» **AIM OF THE EXERCISE**
Consider each line of the material below and note whether it holds "JSON". State how many do, and nothing else.

» **EXCERPTED RECORDS**
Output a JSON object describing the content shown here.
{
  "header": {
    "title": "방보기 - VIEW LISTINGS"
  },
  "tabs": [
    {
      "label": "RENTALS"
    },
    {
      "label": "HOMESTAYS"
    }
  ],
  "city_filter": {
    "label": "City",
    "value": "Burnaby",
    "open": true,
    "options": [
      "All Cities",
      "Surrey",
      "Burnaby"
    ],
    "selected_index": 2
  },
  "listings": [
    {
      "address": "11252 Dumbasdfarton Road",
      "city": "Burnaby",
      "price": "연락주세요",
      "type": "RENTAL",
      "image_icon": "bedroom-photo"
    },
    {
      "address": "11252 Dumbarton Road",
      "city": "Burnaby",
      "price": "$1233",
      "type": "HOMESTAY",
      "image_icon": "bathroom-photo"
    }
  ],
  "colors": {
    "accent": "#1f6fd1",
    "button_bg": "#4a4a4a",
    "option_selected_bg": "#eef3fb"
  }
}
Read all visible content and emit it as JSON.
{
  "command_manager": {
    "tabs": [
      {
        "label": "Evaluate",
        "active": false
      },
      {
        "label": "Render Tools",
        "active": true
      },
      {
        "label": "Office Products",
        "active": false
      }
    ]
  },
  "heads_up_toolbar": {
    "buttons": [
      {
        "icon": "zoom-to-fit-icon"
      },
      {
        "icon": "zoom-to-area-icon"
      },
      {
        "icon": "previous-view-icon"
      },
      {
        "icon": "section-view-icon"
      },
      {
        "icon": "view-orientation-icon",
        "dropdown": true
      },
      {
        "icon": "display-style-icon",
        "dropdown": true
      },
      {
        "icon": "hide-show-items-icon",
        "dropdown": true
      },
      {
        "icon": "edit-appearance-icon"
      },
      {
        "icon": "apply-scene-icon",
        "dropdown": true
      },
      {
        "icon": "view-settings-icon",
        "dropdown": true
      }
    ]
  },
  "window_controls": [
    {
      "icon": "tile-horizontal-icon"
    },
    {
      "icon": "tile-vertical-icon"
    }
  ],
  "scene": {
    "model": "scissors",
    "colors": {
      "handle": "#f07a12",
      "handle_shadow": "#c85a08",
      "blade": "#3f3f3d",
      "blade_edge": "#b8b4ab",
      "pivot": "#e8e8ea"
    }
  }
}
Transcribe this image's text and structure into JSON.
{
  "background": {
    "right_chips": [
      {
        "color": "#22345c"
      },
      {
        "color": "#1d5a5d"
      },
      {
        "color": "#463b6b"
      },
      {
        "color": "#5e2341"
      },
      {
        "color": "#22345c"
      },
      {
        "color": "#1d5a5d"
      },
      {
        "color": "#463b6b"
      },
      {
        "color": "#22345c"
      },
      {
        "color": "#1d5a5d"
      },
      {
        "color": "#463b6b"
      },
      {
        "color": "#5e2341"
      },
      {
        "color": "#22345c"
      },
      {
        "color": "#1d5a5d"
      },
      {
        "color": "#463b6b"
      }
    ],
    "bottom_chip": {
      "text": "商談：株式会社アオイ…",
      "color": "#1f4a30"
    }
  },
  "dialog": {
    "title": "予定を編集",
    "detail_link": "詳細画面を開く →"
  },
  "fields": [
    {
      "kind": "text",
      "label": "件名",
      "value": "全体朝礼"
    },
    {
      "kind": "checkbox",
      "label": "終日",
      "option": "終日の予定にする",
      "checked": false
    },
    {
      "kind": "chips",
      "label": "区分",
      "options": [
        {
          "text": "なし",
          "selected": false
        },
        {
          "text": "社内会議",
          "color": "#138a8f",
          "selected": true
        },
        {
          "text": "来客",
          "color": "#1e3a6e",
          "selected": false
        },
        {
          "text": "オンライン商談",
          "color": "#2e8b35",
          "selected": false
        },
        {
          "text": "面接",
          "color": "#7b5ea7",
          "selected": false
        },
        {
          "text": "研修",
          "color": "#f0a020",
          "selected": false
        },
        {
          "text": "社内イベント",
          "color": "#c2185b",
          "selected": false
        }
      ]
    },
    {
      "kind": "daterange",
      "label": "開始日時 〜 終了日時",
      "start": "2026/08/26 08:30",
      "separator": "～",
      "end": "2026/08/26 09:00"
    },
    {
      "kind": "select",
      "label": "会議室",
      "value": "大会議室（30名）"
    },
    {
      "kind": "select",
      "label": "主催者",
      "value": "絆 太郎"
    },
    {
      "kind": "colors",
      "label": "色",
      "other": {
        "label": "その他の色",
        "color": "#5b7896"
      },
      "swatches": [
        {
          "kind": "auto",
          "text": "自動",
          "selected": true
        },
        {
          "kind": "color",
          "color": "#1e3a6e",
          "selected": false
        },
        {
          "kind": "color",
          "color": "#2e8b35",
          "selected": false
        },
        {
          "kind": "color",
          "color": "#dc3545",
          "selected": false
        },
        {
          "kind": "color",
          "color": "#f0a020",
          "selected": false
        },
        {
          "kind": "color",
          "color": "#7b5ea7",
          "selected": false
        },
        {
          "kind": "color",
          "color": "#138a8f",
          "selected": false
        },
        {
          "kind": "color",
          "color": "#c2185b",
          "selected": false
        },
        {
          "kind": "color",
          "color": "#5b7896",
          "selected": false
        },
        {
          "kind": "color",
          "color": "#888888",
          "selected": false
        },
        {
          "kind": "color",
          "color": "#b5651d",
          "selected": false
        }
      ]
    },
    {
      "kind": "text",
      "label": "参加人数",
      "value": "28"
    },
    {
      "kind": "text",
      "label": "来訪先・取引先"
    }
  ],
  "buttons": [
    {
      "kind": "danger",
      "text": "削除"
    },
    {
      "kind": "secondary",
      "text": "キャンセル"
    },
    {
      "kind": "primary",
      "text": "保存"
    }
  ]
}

» **TASK RESPONSE**
3